Reflections on PISA: Where We’ve Been and Where We’re Heading
August 22, 2016 01:07 pm
The Programme for International Student Assessment (PISA) is a triennial, global test of fifteen-year-olds in mathematics, science, and reading abilities taken alongside a questionnaire about their school experiences. The assessment also surveys principals about their students’ learning environments, from the physical location of the school to the activities offered. Since the test’s first administration in 2000, the Organisation for Economic Co-operation and Development (OECD) has collected PISA results from millions of students representing seventy different countries and economies.
OECD last administered PISA in 2012, and the United States, compared to other OECD nations, performed below average in mathematics and average in both reading and science.
In the four years since then, further analyses of the assessment have shed light on some issues pertinent to the United States, especially with regards to student perseverance, school environments, and financial literacy.
Student perseverance affects mathematics performance.
The 2012 PISA surveyed students’ ability to persist when faced with challenge and found that perseverance is associated with performance on the mathematics section of the exam. The OECD reported in May 2016 that low mathematics performers (those who scored below Level 2, which according to the OECD is “the baseline … proficiency that is required to participate fully in society”) were 19 percent more likely than their peers to respond that they would give up on solving problems. Low mathematics performers also responded that they were not reaping the benefits of their efforts. For example, although low mathematics performers reported studying course material and participating in mathematics-related extracurricular activities to a similar degree as their peers, they were 25 percent more likely to feel unprepared for quizzes or exams.
The United States needs to improve its efforts to build better school environments.
Qualities such as perseverance, the OECD states, “are malleable and can be influenced by the circumstances individuals encounter and the opportunities that they are given.” Fortunately, on average school environments have improved globally, providing more access to physical resources (e.g., textbooks, laboratory manuals, computers) as well as quality teachers who form better relationships with their students. The 2012 PISA also examined students’ sense of well-being and found that about 80 percent of students agreed or strongly agreed with the statement “I feel happy at school.” The U.S. student happiness index (79.7 percent) matched this OECD average.
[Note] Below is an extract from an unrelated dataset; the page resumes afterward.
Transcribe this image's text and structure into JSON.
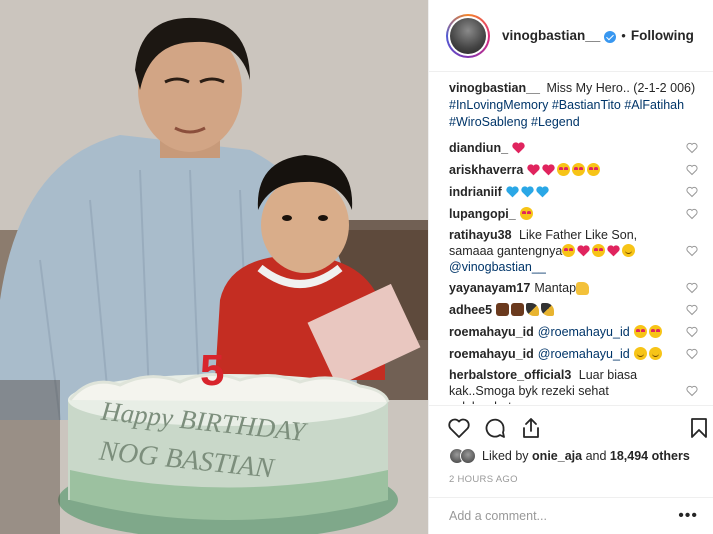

However, this seemingly high proportion masks a few underlying concerns. First, U.S. students are less likely to report feeling happy at school compared to those from other developed nations like Japan (85.4 percent), Switzerland (87.1 percent), and Norway (86.9 percent). Second, 71 percent of OECD students attend schools where the principals agreed that their teachers foster social-emotional development as much as academic achievement. In contrast, only 64 percent of American students attend schools where the principals reported having that perception.
The graph below plots, for each nation, the percentage of students who agreed or strongly agreed with the statement “I feel happy at school” against average PISA mathematics scores, with the X- and Y-axes representing OECD averages in each measure. Nations and economies, like Singapore, that land in the shaded upper-right quadrant represent those with the highest-performing and happiest students. The United States falls approximately where the axes intersect, highlighting the nation’s room for improvement.
American students lag behind their peers in financial literacy.
Eighteen countries and economies, including the United States, participated in an optional assessment to examine students’ knowledge and application of bank statements, loans, insurance, and other financial documents. The United States ranked around the OECD average in terms of absolute score, percentage of lowest performers, and percentage of top performers.
However, underlying figures once again reveal much more about U.S. performance. OECD dictates that Level 2 is the “baseline of financial literacy proficiency … essential for full participation in society as an independent and responsible citizen.” Forty-four percent of U.S. students performed at Level 2 or below, compared to 38.2 percent of OECD students. Although the results did not reveal a significant gender gap in financial literacy, immigrants and students from low-income families across all OECD countries and economies tended to perform worse.
What is next?
In December, the Alliance for Excellent Education once again will partner with OECD on PISA Day to announce the results from the 2015 assessment. This year’s event will focus its analysis on the science section, the second iteration of the financial literacy exam, and a new collaborative problem-solving (CPS) component. The OECD writes that CPS is a necessary underlying skill for civic engagement, the workforce, and project-based learning in schools. In the future, the OECD is poised to add new components to the PISA, assessing skills it deems essential for student success. For example, Andreas Schleicher, OECD’s director for the Directorate of Education and Skills, proposes for the 2018 PISA to test students’ “global competence,” defined as “how well pupils can navigate an increasingly diverse world, with an awareness of different cultures and beliefs.”
Ji Soo Song is a policy and advocacy intern at the Alliance.